Overall, I'm happy with the quality of recipes in this book. I'm also happy overall with the tips and party suggestions offered. It was fun to read the stories from the parties, even including some last minute emergency alterations that actually improved the already well-planned shindigs. It may be more of a pipe dream to actually host parties like the ones in the book, but at the very least, a girl can dream. I have some beautiful photos to inspire me until that day comes!
Parsnip Bisque with Cornmeal-Fried Oysters and Pomegranate Syrup
(Adapted from Soirée: Entertaining with Style)
2 pounds parsnips, peeled and coarsely chopped
1 yellow onion, coarsely chopped
2 tablespoons extra-virgin olive oil
Kosher or sea salt
1 teaspoon freshly ground black pepper
4 cups chicken stock
1 cup heavy cream or half-and-half
2 tablespoons pomegranate juice
1/4 cup red wine vinegar
3 tablespoons sugar
Pinch of kosher salt or sea salt
Pomegranate seeds, for garnish (optional)
Canola oil, as needed
1 large egg, beaten
1/4 cup milk
8 freshly shucked oysters
1/2 cup yellow cornmeal
1/2 cup all-purpose flour
1 teaspoon cayenne pepper
2 teaspoons kosher salt
1 teaspoon freshly ground black pepper
To make the bisque: Preheat the oven to 350 degrees F.
Toss the parsnips, onion, oil, salt and pepper on a sheet pan to coat evenly. Roast until tender, about 20 minutes, stirring occasionally. Transfer vegetables to a soup pot and add stock and cream. Bring to a boil, then lower heat and simmer until vegetables are tender, about 5 minutes.
Transfer mixture to a blender. Carefully puree until smooth, being cautious to not burn yourself with the hot liquid. Season to taste with additional salt, if needed. If the soup is too thick, thin it out with more stock or water. Return the soup to the pot, cover and keep it warm over low heat until ready to serve.
To make the pomegranate syrup: Add the juice, vinegar, sugar, and salt to a small pot. Bring the mixture to a boil and cook until it starts to thicken and get slightly syrupy, a few minutes (it will thicken even more as it cools, so don't over reduce or it will caramelize). Set aside to cool and reserve until needed.
To make the cornmeal-fried oysters: Heat about 2-inches of oil in a pot to 350 degrees F.
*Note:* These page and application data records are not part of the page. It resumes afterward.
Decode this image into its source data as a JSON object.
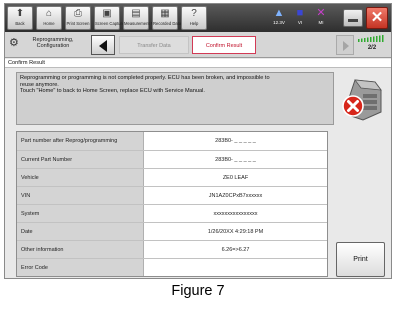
{
  "toolbar": {
    "buttons": [
      {
        "icon": "back-icon",
        "label": "Back"
      },
      {
        "icon": "home-icon",
        "label": "Home"
      },
      {
        "icon": "print-icon",
        "label": "Print Screen"
      },
      {
        "icon": "camera-icon",
        "label": "Screen Capture"
      },
      {
        "icon": "measure-icon",
        "label": "Measurement Mode"
      },
      {
        "icon": "recorded-data-icon",
        "label": "Recorded Data"
      },
      {
        "icon": "help-icon",
        "label": "Help"
      }
    ],
    "status": [
      {
        "icon": "vehicle-icon",
        "label": "12.3V"
      },
      {
        "icon": "vi-icon",
        "label": "VI"
      },
      {
        "icon": "mi-icon",
        "label": "MI"
      }
    ]
  },
  "breadcrumb": {
    "label": "Reprogramming, Configuration",
    "steps": [
      "Transfer Data",
      "Confirm Result"
    ],
    "page_indicator": "2/2"
  },
  "section_title": "Confirm Result",
  "message": {
    "lines": [
      "Reprogramming or programming is not completed properly. ECU has been broken, and impossible to",
      "reuse anymore.",
      "Touch \"Home\" to back to Home Screen, replace ECU with Service Manual."
    ]
  },
  "result_table": {
    "rows": [
      {
        "label": "Part number after Reprog/programming",
        "value": "283B0- _ _ _ _ _"
      },
      {
        "label": "Current Part Number",
        "value": "283B0- _ _ _ _ _"
      },
      {
        "label": "Vehicle",
        "value": "ZE0 LEAF"
      },
      {
        "label": "VIN",
        "value": "JN1AZ0CPxB7xxxxxx"
      },
      {
        "label": "System",
        "value": "xxxxxxxxxxxxxxxx"
      },
      {
        "label": "Date",
        "value": "1/26/20XX 4:29:18 PM"
      },
      {
        "label": "Other information",
        "value": "6.26=>6.27"
      },
      {
        "label": "Error Code",
        "value": ""
      }
    ]
  },
  "print_label": "Print",
  "caption": "Figure 7",
  "colors": {
    "accent_red": "#c0102a",
    "close_red": "#d2402f",
    "signal_green": "#2faa2f"
  }
}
Whisk egg and milk together in a bowl and add oysters. In another bowl, whisk together the cornmeal, flour, cayenne, salt, and black pepper. Transfer oysters from egg mixture to cornmeal mixture and dredge, shaking off any excess.
Fry oysters in oil, turning occasionally, until light brown and crisp, about 2 minutes. Drain on a paper-towel-lined plate and serve immediately.
To serve: Evenly divide bisque among 8 bowls, then top each serving with 1 fried oyster, a drizzle of pomegranate syrup, and some pomegranate seeds, if desired. The soup is also delicious alone or with crisp fried onions, sautéed mushrooms, and the like.
*Disclaimer* I received no compensation to write this review other than a free copy of the book. My opinions are always my own.